Integrins are transmembrane proteins that mediate cell-intracellular matrix interactions. Specific integrins are expressed on endothelial cells, the most important of which for anti-tumor purposes are alpha-v-beta-3 and alpha-v-beta-5. Dr. Ellis said that these integrins bind to the extracellular matrix. They induce intercellular signaling that enhances cell survival, cell proliferation, and cell migration. Antagonists to either of these integrins can block angiogenesis. Integrin antagonists also can block endothelial cell binding to the extracellular matrix, rendering cells susceptible to apoptosis.

Preclinical studies with an integrin antagonist showed a major reduction in liver metastases in a mouse colon cancer model, according to Dr. Ellis. Treated animals also had a decrease in tumor vessel counts and an increase in tumor apoptosis.

A second study with the integrin antagonist S-247 showed significantly increased survival in treated animals vs controls, with a significant decrease in liver metastases. Dr. Ellis said that most of the mice died of increased tumor at the splenic site of primary tumor implantation, not of metastatic disease.

"Integrin antagonists appear not to be effective against primary tumor in this model but are effective against metastases," Dr. Ellis said. The anti-integrin had no apparent toxicity and will be studied further in pancreatic and gastric cancer.

No Magic Bullet

The IGF-1 receptor is overexpressed on the majority of colon cancer cells. IGF-1 increases vascular endothelial growth factor (VEGF) levels in colon cancer cells. Dr. Ellis said that IGF binds to a tyrosine kinase receptor that then dimerizes and cross-phosphorylates. This initiates signal transduction leading to induction of VEGF, which increases tumor growth and metastasis.

"Decreasing IGF-1 receptor activity inhibits tumor growth. Such tumors have fewer blood vessels, and the vessels are not as robust as in regular tumors. VEGF expression also decreases," Dr. Ellis said. "However, inhibiting the IGF-1 receptor without blocking the insulin receptor is likely to be difficult."

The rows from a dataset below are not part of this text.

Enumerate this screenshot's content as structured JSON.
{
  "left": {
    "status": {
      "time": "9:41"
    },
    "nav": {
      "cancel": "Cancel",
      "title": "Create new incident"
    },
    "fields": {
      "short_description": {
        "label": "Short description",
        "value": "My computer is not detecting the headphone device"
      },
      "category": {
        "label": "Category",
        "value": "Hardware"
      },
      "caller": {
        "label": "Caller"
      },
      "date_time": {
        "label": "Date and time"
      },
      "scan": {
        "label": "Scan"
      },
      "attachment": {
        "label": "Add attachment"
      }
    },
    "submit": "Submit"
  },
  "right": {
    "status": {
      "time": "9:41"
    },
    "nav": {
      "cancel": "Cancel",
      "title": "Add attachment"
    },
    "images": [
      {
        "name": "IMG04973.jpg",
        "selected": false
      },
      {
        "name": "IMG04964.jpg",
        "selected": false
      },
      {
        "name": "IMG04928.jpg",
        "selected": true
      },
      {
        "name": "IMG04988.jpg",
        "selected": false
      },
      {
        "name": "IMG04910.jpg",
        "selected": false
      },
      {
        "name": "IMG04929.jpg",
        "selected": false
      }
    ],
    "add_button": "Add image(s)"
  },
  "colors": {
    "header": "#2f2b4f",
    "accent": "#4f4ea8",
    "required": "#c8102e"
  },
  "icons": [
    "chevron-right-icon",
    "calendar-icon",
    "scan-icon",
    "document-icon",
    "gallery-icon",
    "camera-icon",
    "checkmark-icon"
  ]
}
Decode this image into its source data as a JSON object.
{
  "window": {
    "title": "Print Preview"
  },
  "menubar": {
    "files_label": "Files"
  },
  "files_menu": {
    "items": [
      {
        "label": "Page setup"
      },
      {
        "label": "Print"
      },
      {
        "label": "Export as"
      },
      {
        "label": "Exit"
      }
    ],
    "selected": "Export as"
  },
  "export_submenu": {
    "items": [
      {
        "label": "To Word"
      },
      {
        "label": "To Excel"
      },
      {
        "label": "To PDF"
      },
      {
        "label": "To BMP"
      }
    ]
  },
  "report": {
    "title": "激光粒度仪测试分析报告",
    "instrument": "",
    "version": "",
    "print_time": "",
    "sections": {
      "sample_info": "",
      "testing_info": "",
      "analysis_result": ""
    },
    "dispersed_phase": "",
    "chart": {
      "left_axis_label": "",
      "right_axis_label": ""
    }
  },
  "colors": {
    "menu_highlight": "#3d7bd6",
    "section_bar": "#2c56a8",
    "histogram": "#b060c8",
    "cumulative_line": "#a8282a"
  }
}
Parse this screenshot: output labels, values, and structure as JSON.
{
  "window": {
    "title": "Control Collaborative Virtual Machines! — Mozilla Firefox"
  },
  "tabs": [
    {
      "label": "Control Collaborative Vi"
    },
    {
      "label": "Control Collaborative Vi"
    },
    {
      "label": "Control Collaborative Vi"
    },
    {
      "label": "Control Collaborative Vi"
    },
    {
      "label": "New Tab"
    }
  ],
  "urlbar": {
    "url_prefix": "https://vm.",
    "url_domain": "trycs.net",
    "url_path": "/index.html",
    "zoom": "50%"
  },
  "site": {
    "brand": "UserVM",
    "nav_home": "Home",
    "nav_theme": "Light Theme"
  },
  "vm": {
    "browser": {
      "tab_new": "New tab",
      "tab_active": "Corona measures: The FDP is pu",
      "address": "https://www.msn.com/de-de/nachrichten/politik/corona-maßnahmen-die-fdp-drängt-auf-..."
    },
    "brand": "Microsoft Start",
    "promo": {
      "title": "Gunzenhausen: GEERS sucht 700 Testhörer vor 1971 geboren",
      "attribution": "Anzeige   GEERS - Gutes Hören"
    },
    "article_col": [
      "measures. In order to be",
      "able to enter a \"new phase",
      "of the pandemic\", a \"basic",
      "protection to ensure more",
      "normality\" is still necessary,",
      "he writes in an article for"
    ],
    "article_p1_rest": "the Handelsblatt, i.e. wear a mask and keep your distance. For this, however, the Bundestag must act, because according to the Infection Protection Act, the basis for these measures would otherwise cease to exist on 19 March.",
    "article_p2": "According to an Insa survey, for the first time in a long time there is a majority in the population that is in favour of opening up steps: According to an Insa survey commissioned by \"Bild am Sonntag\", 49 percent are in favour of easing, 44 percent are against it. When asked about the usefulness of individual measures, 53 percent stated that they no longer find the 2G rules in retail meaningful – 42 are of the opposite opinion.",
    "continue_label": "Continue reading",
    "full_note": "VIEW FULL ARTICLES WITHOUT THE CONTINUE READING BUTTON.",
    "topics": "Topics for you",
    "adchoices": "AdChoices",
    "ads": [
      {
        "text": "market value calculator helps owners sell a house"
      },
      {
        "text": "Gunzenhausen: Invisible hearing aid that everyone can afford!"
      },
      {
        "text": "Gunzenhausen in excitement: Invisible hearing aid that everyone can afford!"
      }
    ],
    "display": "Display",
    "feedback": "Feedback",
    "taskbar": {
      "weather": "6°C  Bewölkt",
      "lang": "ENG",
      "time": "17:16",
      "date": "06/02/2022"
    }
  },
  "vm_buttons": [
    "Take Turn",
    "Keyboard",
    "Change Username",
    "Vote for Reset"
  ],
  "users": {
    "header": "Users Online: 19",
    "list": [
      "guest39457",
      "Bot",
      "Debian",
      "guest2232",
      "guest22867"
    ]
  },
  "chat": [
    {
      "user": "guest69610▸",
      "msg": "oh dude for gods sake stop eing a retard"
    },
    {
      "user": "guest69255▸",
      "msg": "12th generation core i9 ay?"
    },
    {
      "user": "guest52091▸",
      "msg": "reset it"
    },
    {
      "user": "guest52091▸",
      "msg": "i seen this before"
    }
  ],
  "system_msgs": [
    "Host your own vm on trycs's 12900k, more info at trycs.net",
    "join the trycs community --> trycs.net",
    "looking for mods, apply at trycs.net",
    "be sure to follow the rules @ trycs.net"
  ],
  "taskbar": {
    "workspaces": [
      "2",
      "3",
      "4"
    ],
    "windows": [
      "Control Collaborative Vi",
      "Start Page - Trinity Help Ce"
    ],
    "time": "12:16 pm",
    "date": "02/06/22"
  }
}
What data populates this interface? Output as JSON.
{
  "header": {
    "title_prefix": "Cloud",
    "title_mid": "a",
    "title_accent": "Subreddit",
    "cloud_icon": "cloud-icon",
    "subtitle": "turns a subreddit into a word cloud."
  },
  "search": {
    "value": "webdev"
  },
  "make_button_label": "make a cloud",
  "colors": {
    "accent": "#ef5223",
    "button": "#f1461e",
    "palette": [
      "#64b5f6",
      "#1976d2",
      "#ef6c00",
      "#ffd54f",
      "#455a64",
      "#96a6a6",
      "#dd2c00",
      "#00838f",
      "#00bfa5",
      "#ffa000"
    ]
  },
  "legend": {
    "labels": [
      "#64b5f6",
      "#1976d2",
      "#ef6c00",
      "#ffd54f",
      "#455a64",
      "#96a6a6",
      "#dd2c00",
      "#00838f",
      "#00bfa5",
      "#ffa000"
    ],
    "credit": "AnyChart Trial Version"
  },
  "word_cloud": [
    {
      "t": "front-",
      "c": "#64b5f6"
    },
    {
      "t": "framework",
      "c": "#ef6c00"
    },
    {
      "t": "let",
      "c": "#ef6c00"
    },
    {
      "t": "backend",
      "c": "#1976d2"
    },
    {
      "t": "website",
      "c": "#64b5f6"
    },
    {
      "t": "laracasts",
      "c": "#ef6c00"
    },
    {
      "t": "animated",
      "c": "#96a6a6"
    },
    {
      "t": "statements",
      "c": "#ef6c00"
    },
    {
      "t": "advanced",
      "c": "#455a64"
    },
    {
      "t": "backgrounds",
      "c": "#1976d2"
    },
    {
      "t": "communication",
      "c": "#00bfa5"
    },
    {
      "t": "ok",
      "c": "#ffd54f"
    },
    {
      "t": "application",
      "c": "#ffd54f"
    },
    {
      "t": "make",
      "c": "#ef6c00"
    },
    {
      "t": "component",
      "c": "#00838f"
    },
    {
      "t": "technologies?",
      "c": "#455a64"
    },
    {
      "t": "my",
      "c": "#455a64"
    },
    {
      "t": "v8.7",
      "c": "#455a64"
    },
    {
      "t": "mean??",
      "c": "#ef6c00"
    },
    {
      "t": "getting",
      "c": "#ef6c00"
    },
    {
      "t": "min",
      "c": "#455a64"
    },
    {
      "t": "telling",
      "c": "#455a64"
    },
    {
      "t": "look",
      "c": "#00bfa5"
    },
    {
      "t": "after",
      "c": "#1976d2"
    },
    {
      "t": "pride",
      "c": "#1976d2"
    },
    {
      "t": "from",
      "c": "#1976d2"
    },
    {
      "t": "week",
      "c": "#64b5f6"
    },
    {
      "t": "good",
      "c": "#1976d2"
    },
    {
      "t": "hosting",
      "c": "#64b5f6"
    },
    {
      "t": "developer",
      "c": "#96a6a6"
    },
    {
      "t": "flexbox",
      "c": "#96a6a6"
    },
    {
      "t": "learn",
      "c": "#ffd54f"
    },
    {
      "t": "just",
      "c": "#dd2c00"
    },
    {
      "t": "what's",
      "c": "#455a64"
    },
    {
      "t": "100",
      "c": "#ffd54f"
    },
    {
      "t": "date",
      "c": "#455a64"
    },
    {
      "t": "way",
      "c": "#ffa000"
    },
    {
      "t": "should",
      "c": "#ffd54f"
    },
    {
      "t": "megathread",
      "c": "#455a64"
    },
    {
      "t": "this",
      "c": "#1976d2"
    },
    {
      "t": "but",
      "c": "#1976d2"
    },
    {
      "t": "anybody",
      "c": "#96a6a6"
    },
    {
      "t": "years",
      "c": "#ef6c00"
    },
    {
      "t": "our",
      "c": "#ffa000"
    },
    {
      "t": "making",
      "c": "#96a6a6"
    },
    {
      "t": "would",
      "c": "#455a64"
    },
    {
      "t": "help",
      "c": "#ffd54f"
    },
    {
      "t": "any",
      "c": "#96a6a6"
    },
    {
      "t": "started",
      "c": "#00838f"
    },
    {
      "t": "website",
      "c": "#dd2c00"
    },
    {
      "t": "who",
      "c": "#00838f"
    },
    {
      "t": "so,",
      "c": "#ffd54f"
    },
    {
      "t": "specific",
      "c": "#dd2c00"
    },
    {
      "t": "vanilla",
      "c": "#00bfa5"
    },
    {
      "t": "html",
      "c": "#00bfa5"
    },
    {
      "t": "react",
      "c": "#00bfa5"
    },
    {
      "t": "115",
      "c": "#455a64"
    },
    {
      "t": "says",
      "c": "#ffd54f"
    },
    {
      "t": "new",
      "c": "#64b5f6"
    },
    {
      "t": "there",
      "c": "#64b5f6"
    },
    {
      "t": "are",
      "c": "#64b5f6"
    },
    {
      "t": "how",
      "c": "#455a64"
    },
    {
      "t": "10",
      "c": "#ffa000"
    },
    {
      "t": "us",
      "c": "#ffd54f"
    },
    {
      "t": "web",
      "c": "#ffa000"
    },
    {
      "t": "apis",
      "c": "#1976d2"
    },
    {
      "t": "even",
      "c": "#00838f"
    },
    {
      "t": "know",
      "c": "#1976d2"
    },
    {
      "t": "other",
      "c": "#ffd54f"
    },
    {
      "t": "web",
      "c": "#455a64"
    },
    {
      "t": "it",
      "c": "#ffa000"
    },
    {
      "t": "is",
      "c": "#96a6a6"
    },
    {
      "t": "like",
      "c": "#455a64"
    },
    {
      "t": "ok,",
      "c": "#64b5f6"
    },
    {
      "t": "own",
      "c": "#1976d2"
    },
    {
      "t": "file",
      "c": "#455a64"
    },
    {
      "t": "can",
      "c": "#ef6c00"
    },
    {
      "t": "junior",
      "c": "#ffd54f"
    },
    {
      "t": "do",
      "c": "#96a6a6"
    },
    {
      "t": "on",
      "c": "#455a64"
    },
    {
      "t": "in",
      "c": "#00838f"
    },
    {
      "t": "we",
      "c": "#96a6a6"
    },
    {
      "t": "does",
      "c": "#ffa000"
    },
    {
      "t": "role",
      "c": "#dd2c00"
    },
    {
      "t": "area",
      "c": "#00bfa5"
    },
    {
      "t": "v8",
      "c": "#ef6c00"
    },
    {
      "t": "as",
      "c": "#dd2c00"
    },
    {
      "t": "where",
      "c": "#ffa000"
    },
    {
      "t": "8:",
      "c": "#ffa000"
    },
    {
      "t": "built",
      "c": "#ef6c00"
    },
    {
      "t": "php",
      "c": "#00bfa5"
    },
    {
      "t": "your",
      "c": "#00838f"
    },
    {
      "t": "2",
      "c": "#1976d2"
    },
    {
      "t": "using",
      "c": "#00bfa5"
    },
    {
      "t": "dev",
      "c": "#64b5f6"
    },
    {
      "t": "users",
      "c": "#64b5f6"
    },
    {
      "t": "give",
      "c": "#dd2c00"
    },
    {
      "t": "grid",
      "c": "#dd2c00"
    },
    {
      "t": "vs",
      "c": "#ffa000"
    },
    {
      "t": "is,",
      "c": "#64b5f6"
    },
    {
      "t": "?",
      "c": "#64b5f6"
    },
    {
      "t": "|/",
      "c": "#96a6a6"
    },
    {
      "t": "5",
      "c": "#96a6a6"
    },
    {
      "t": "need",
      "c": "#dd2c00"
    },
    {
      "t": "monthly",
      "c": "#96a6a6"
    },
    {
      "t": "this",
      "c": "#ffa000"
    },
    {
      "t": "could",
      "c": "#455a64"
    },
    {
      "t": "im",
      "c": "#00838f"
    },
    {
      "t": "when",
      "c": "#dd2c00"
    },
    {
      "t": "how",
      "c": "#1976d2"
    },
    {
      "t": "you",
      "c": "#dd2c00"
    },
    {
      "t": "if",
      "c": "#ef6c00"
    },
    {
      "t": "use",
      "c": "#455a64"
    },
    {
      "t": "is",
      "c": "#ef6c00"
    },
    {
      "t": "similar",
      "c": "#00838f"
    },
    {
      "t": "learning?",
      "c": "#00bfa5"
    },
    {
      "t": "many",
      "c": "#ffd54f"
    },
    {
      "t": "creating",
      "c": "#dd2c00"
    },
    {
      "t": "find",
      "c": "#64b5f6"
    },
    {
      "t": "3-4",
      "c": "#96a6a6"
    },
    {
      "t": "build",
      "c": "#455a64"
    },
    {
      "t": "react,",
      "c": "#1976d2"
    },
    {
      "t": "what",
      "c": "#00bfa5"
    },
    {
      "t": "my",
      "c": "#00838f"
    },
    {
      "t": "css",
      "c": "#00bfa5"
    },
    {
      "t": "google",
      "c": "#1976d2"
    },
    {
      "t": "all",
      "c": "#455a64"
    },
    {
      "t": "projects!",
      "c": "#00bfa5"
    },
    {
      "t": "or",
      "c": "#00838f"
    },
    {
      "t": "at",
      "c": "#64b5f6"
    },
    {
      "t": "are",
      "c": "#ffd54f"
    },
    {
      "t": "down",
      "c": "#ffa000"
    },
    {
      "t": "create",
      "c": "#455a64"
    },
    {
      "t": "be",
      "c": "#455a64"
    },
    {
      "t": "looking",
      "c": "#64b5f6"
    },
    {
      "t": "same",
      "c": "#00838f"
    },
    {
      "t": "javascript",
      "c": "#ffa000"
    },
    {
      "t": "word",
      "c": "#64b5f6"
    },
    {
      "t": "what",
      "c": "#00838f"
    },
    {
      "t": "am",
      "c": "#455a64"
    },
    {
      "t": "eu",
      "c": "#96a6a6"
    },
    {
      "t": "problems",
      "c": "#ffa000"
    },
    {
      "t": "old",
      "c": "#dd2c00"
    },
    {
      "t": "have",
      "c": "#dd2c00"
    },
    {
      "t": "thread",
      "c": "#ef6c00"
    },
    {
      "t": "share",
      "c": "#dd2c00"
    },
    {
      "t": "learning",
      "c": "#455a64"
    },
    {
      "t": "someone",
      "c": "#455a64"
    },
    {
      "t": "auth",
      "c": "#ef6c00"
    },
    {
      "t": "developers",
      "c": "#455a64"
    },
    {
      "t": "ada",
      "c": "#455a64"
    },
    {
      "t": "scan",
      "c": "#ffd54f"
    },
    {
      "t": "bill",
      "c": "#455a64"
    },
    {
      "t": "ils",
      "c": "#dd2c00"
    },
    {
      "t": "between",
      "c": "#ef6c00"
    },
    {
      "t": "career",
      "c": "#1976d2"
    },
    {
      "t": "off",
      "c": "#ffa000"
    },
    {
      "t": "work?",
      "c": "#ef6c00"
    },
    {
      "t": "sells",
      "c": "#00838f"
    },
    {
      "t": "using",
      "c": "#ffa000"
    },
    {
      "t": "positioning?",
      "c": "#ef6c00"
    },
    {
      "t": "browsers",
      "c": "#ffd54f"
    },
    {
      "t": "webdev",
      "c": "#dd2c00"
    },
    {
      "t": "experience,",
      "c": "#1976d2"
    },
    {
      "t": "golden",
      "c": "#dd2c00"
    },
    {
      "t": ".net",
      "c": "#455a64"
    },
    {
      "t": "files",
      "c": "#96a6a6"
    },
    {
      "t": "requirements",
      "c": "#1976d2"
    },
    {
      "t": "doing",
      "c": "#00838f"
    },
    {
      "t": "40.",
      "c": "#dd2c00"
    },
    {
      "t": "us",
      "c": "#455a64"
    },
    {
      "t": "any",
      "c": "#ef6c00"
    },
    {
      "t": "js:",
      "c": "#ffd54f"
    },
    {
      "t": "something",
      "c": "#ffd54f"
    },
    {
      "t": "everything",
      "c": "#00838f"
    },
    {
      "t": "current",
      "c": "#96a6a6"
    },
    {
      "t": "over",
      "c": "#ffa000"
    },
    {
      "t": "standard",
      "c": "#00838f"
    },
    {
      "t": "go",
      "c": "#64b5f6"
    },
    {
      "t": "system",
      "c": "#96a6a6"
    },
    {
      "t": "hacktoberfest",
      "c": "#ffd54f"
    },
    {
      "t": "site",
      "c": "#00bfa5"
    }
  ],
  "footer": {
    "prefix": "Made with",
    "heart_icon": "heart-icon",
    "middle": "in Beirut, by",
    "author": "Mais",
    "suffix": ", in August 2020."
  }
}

Angiogenesis is a dynamic process that offers many targets for intervention. According to one proposed model, upregulation of Ang-2 leads to increased hypoxia, expression of VEGF, and angiogenesis. "Then Ang-1 increases and stabilizes these new blood vessels," Dr. Ellis said. He predicted that an effective antiangiogenesis strategy will require blocking multiple pathways rather than hoping for a single "magic bullet."